Mr. Justice JACKSON, concurring.

I concur in the judgment and opinion of the Court, but with such doubt that if the minority agreed upon an opinion which did not impair legitimate use of the taxing power I probably would join it. But we deal here with important and contrasting values in our scheme of government, and it is important that neither be allowed to destroy the other.

On the one hand, the Fifth Amendment provides that no person 'shall be compelled in any criminal case to be a witness against himself'. This has been broadly construed to confer immunity not only 'in any criminal case' but in any federal inquiry where the information might be useful later to convict of a federal crime. Extension of the immunity doctrines to the federal power to inquire as to income derived from violation of state penal laws would create a large number of immunities from reporting which would vary from state to state. Moreover, the immunity can be claimed without being established, otherwise one would be required to prove guilt to avoid admitting it. Sweeping and undiscriminating application of the immunity doctrines to taxation would almost give the taxpayer an option to refuse to report, as it now gives witnesses a virtual option to refuse to testify. The Fifth Amendment should not be construed to impair the taxing power conferred by the original Constitution, and especially by the Sixteenth Amendment, further than is absolutely required.

Of course, all taxation has a tendency proportioned to its burdensomeness to discourage the activity taxed. One cannot formulate a revenue-raising plan that would not have economic and social consequences. Congress may and should place the burden of taxes where it will least handicap desirable activities and bear most heavily on useless or harmful ones. If Congress may tax one citizen to the point of discouragement for making an honest living, it is hard to say that it may not do the same to another just because he makes a sinister living. If the law-abiding must tell all to the tax collector, it is difficult to excuse one because his business is law-breaking. Strangely enough, Fifth Amendment protection against self-incrimination has been refused to business as against inquisition by the regulatory power, Shapiro v. United States, 335 U.S. 1, 68 S.Ct. 1375, 92 L.Ed. 1787, in what seemed to me a flagrant violation of it. See dissenting opinion, 335 U.S. at page 70, 68 S.Ct. 1410.

But here is a purported tax law which requires no reports and lays no tax except on specified gamblers whose calling in most states is illegal. It requires this group to step forward and identify themselves, not because they like others have income, but because of its source. This is difficult to regard as a rational or good-faith revenue measure, despite the deference that is due Congress. On the contrary, it seems to be a plan to tax out of existence the professional gambler whom it has been found impossible to prosecute out of existence. Few pursuits are entitled to less consideration at our hands than professional gambling, but the plain unwelcome fact is that it continues to survive because a large and influential part of our population patronizes and protects it.

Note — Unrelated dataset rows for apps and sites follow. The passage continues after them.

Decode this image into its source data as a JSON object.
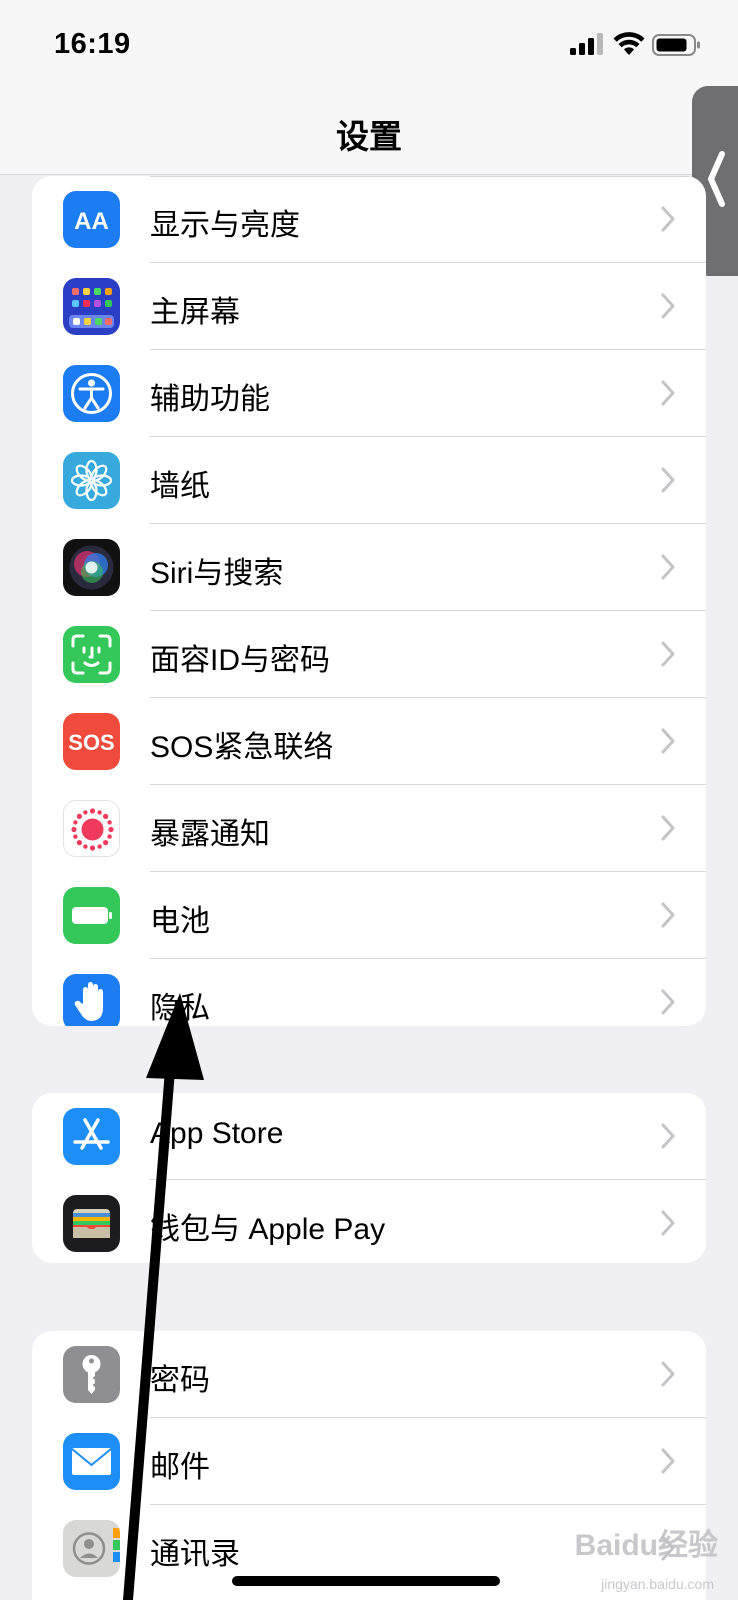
{
  "status_bar": {
    "time": "16:19"
  },
  "nav": {
    "title": "设置"
  },
  "groups": [
    {
      "items": [
        {
          "label": "显示与亮度",
          "icon": "display-brightness-icon",
          "color": "#1c7cf2"
        },
        {
          "label": "主屏幕",
          "icon": "home-screen-icon",
          "color": "#2a4bd0"
        },
        {
          "label": "辅助功能",
          "icon": "accessibility-icon",
          "color": "#1c7cf2"
        },
        {
          "label": "墙纸",
          "icon": "wallpaper-icon",
          "color": "#36aadd"
        },
        {
          "label": "Siri与搜索",
          "icon": "siri-icon",
          "color": "#1a1a2e"
        },
        {
          "label": "面容ID与密码",
          "icon": "face-id-icon",
          "color": "#34c759"
        },
        {
          "label": "SOS紧急联络",
          "icon": "sos-icon",
          "color": "#f04a3c"
        },
        {
          "label": "暴露通知",
          "icon": "exposure-notification-icon",
          "color": "#ffffff"
        },
        {
          "label": "电池",
          "icon": "battery-icon",
          "color": "#34c759"
        },
        {
          "label": "隐私",
          "icon": "privacy-hand-icon",
          "color": "#1c7cf2"
        }
      ]
    },
    {
      "items": [
        {
          "label": "App Store",
          "icon": "app-store-icon",
          "color": "#1c8ef5"
        },
        {
          "label": "钱包与 Apple Pay",
          "icon": "wallet-icon",
          "color": "#1c1c1e"
        }
      ]
    },
    {
      "items": [
        {
          "label": "密码",
          "icon": "key-icon",
          "color": "#8e8e93"
        },
        {
          "label": "邮件",
          "icon": "mail-icon",
          "color": "#1c8ef5"
        },
        {
          "label": "通讯录",
          "icon": "contacts-icon",
          "color": "#d8d8d4"
        }
      ]
    }
  ],
  "watermark": {
    "text": "Baidu经验",
    "sub": "jingyan.baidu.com"
  }
}
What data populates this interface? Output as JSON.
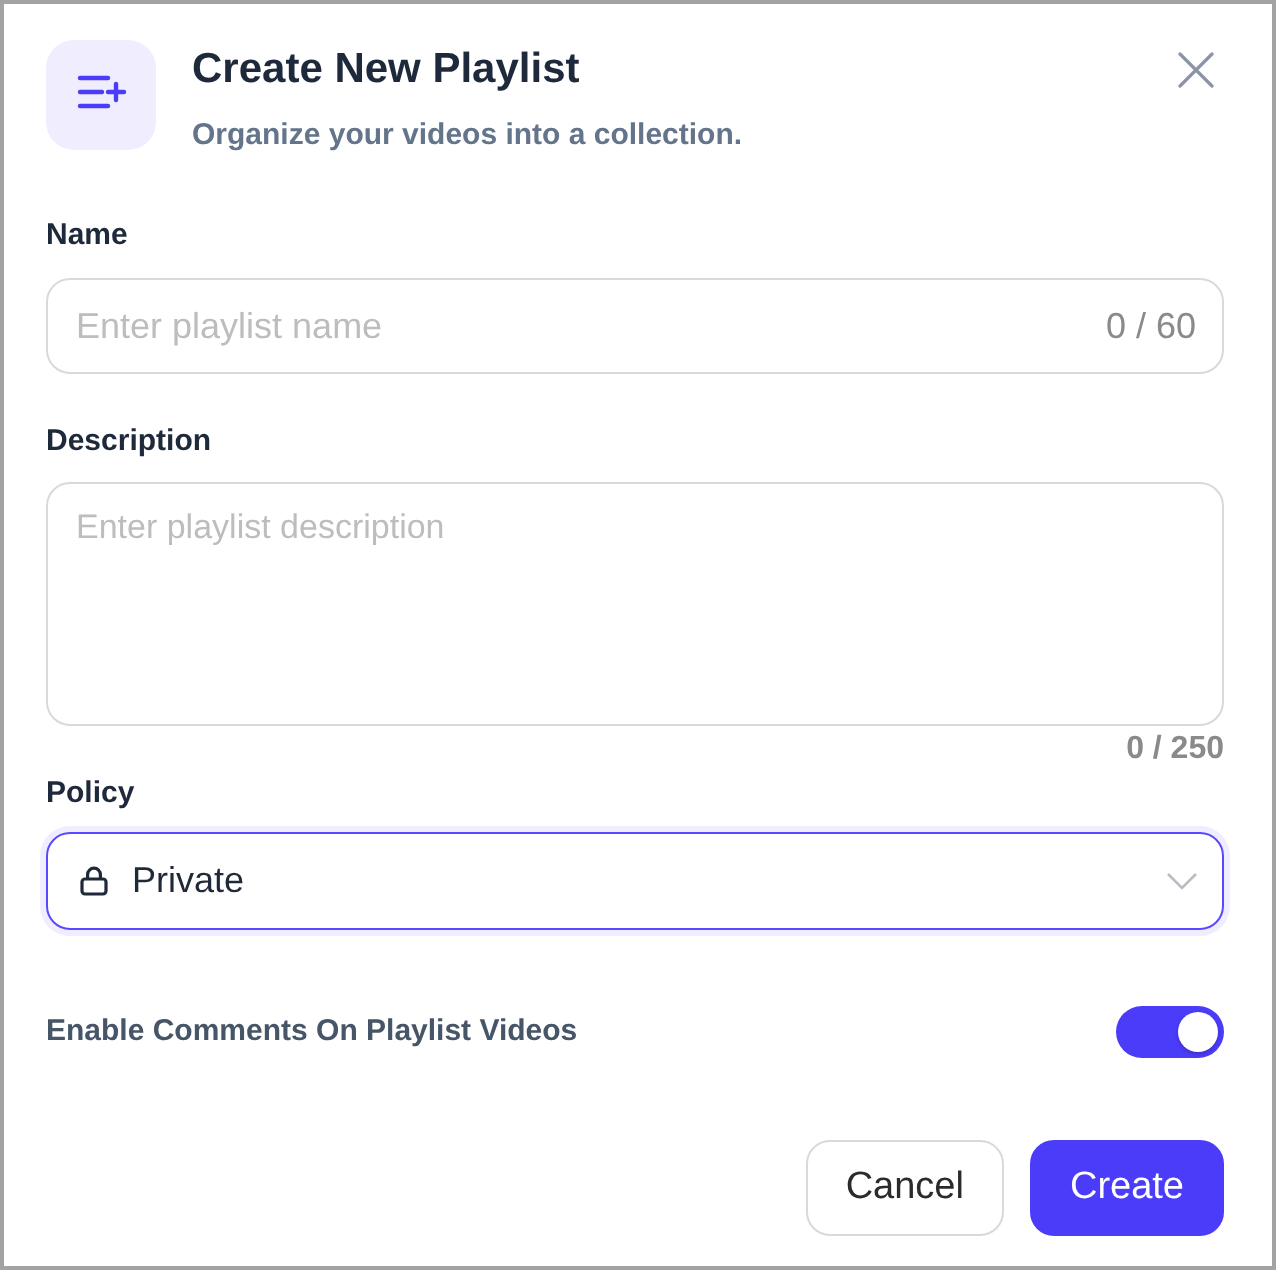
{
  "dialog": {
    "title": "Create New Playlist",
    "subtitle": "Organize your videos into a collection."
  },
  "fields": [
    {
      "kind": "text",
      "label": "Name",
      "placeholder": "Enter playlist name",
      "counter": "0 / 60"
    },
    {
      "kind": "textarea",
      "label": "Description",
      "placeholder": "Enter playlist description",
      "counter": "0 / 250"
    },
    {
      "kind": "select",
      "label": "Policy",
      "value": "Private",
      "focused": true
    }
  ],
  "toggle": {
    "label": "Enable Comments On Playlist Videos",
    "on": true
  },
  "buttons": [
    {
      "label": "Cancel",
      "kind": "secondary"
    },
    {
      "label": "Create",
      "kind": "primary"
    }
  ]
}
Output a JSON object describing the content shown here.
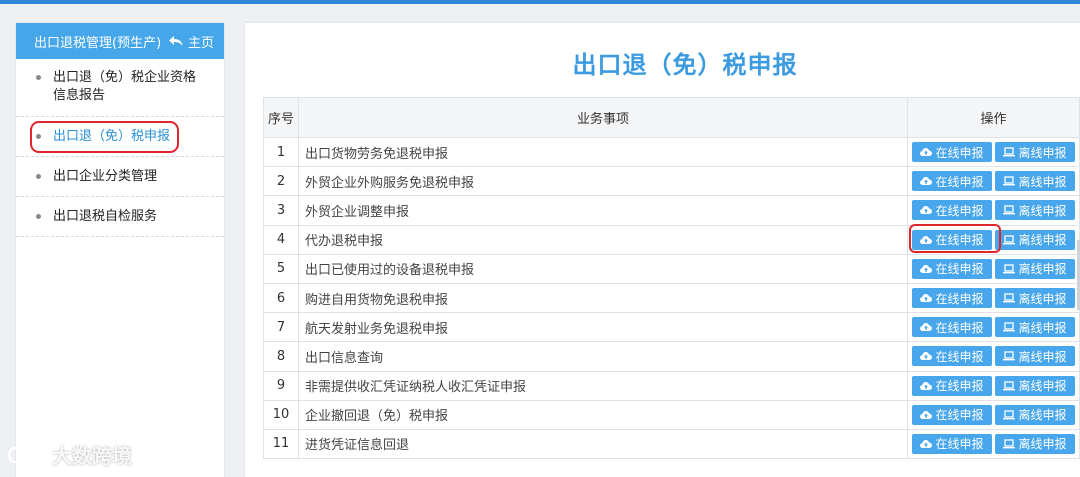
{
  "sidebar": {
    "title": "出口退税管理(预生产)",
    "home_label": "主页",
    "items": [
      {
        "label": "出口退（免）税企业资格信息报告"
      },
      {
        "label": "出口退（免）税申报"
      },
      {
        "label": "出口企业分类管理"
      },
      {
        "label": "出口退税自检服务"
      }
    ]
  },
  "main": {
    "title": "出口退（免）税申报",
    "table": {
      "headers": {
        "index": "序号",
        "item": "业务事项",
        "ops": "操作"
      },
      "online_label": "在线申报",
      "offline_label": "离线申报",
      "rows": [
        {
          "index": "1",
          "name": "出口货物劳务免退税申报"
        },
        {
          "index": "2",
          "name": "外贸企业外购服务免退税申报"
        },
        {
          "index": "3",
          "name": "外贸企业调整申报"
        },
        {
          "index": "4",
          "name": "代办退税申报"
        },
        {
          "index": "5",
          "name": "出口已使用过的设备退税申报"
        },
        {
          "index": "6",
          "name": "购进自用货物免退税申报"
        },
        {
          "index": "7",
          "name": "航天发射业务免退税申报"
        },
        {
          "index": "8",
          "name": "出口信息查询"
        },
        {
          "index": "9",
          "name": "非需提供收汇凭证纳税人收汇凭证申报"
        },
        {
          "index": "10",
          "name": "企业撤回退（免）税申报"
        },
        {
          "index": "11",
          "name": "进货凭证信息回退"
        }
      ]
    }
  },
  "watermark": {
    "text": "大数跨境"
  },
  "colors": {
    "accent": "#45a7ea",
    "button": "#47a6ec",
    "title": "#3c9be0",
    "highlight": "#e0262d"
  },
  "icons": {
    "home": "reply-arrow-icon",
    "online": "cloud-upload-icon",
    "offline": "laptop-icon"
  }
}
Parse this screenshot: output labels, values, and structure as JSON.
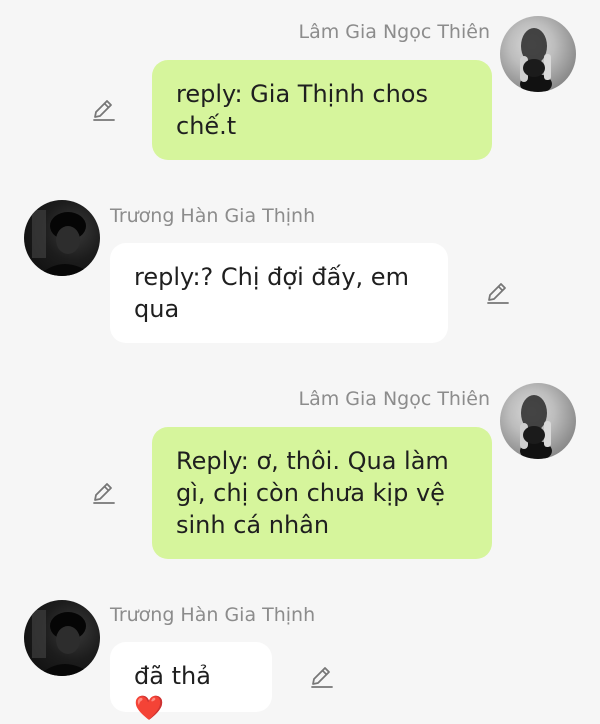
{
  "messages": [
    {
      "direction": "out",
      "sender": "Lâm Gia Ngọc Thiên",
      "text": "reply: Gia Thịnh chos chế.t",
      "avatar_icon": "profile-photo-girl"
    },
    {
      "direction": "in",
      "sender": "Trương Hàn Gia Thịnh",
      "text": "reply:? Chị đợi đấy, em qua",
      "avatar_icon": "profile-photo-boy"
    },
    {
      "direction": "out",
      "sender": "Lâm Gia Ngọc Thiên",
      "text": "Reply: ơ, thôi. Qua làm gì, chị còn chưa kịp vệ sinh cá nhân",
      "avatar_icon": "profile-photo-girl"
    },
    {
      "direction": "in",
      "sender": "Trương Hàn Gia Thịnh",
      "text": "đã thả",
      "emoji": "❤️",
      "avatar_icon": "profile-photo-boy"
    }
  ],
  "colors": {
    "background": "#f6f6f6",
    "outgoing_bubble": "#d6f59c",
    "incoming_bubble": "#ffffff",
    "sender_name": "#8c8c8c",
    "heart": "#d8202a"
  },
  "icons": {
    "edit": "pencil-icon"
  }
}
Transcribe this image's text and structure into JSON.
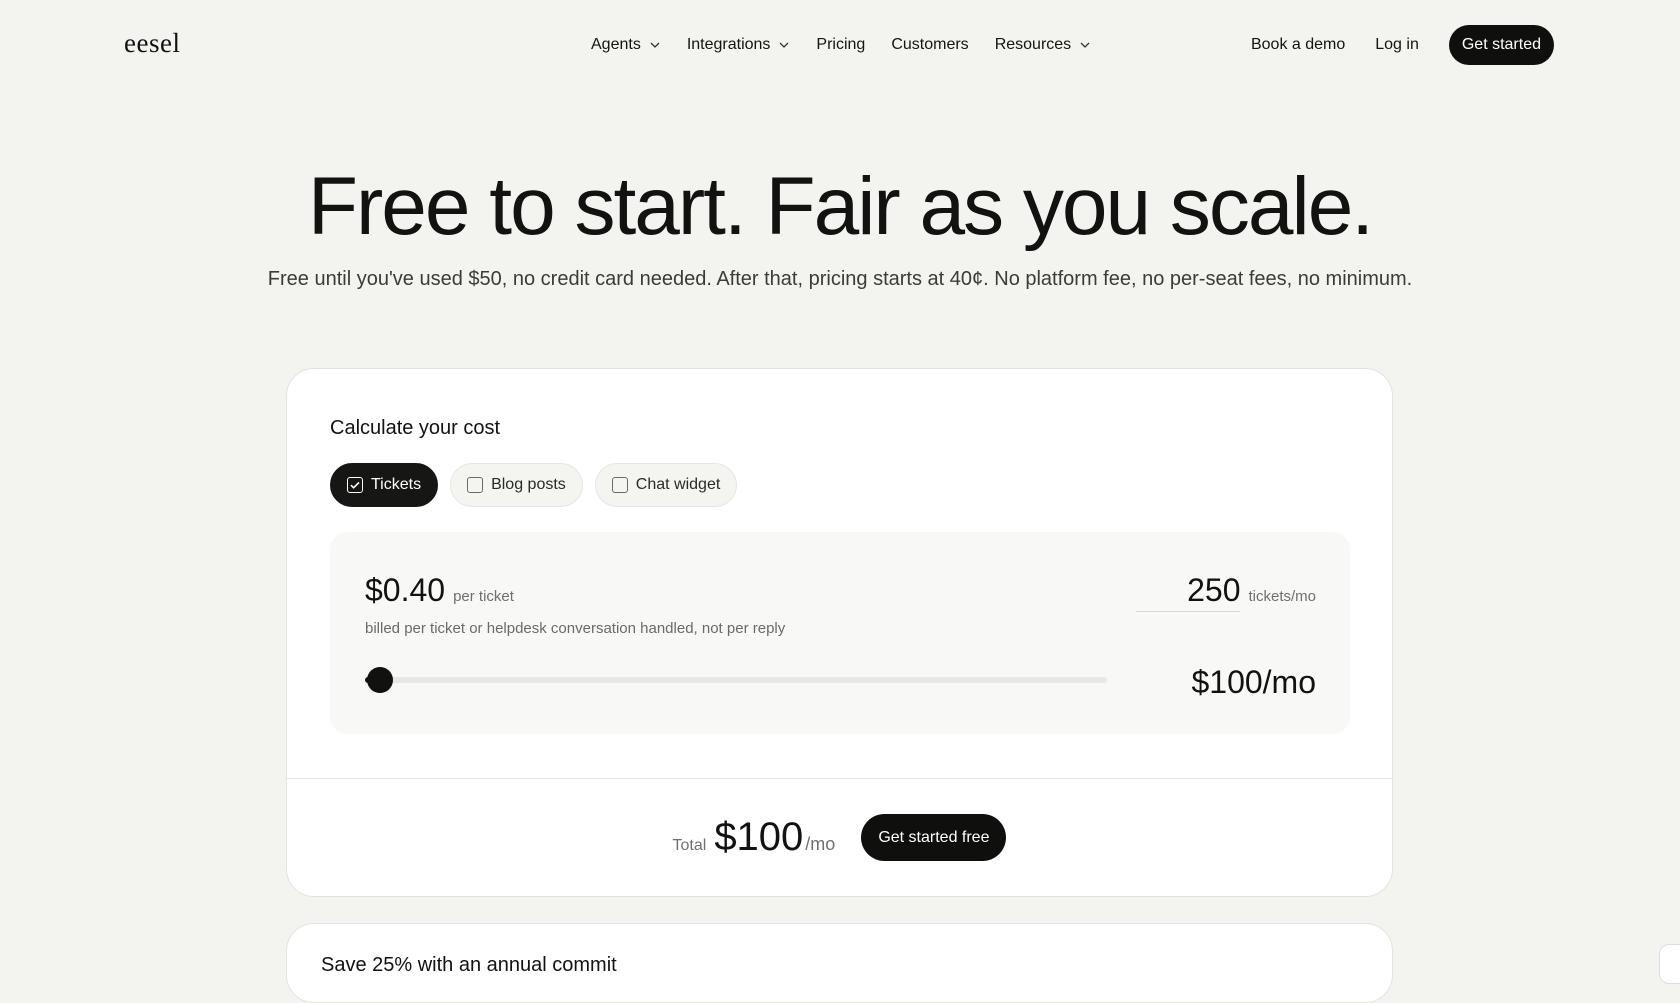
{
  "nav": {
    "logo": "eesel",
    "items": [
      {
        "label": "Agents",
        "dropdown": true
      },
      {
        "label": "Integrations",
        "dropdown": true
      },
      {
        "label": "Pricing",
        "dropdown": false
      },
      {
        "label": "Customers",
        "dropdown": false
      },
      {
        "label": "Resources",
        "dropdown": true
      }
    ],
    "book_demo": "Book a demo",
    "login": "Log in",
    "get_started": "Get started"
  },
  "hero": {
    "title": "Free to start. Fair as you scale.",
    "subtitle": "Free until you've used $50, no credit card needed. After that, pricing starts at 40¢. No platform fee, no per-seat fees, no minimum."
  },
  "calculator": {
    "title": "Calculate your cost",
    "chips": [
      {
        "label": "Tickets",
        "checked": true
      },
      {
        "label": "Blog posts",
        "checked": false
      },
      {
        "label": "Chat widget",
        "checked": false
      }
    ],
    "price": "$0.40",
    "price_unit": "per ticket",
    "billed_note": "billed per ticket or helpdesk conversation handled, not per reply",
    "quantity": "250",
    "quantity_unit": "tickets/mo",
    "slider_level": 0.02,
    "monthly": "$100/mo"
  },
  "total": {
    "label": "Total",
    "value": "$100",
    "unit": "/mo",
    "cta": "Get started free"
  },
  "annual": {
    "title": "Save 25% with an annual commit"
  },
  "colors": {
    "background": "#f3f3ef",
    "accent": "#0f0f0e"
  }
}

The United States has a system of taxation by confession. That a people so numerous, scattered and individualistic annually assesses itself with a tax liability, often in highly burdensome amounts, is a reassuring sign of the stability and vitality of our system of self-government. What surprised me in once trying to help administer these laws was not to discover examples of recalcitrance, fraud or self-serving mistakes in reporting, but to discover that such derelictions were so few. It will be a sad day for the revenues if the good will of the people toward their taxing system is frittered away in efforts to accomplish by taxation moral reforms that cannot be accomplished by direct legislation. But the evil that can come from this statute will probably soon make itself manifest to Congress. The evil of a judicial decision impairing the legitimate taxing power by extreme constitutional interpretations might not be transient. Even though this statute approaches the fair limits of constitutionality, I join the decision of the Court.

Mr. Justice FRANKFURTER, dissenting.


This work is in the public domain in the United States because it is a work of the United States federal government (see 17 U.S.C. 105).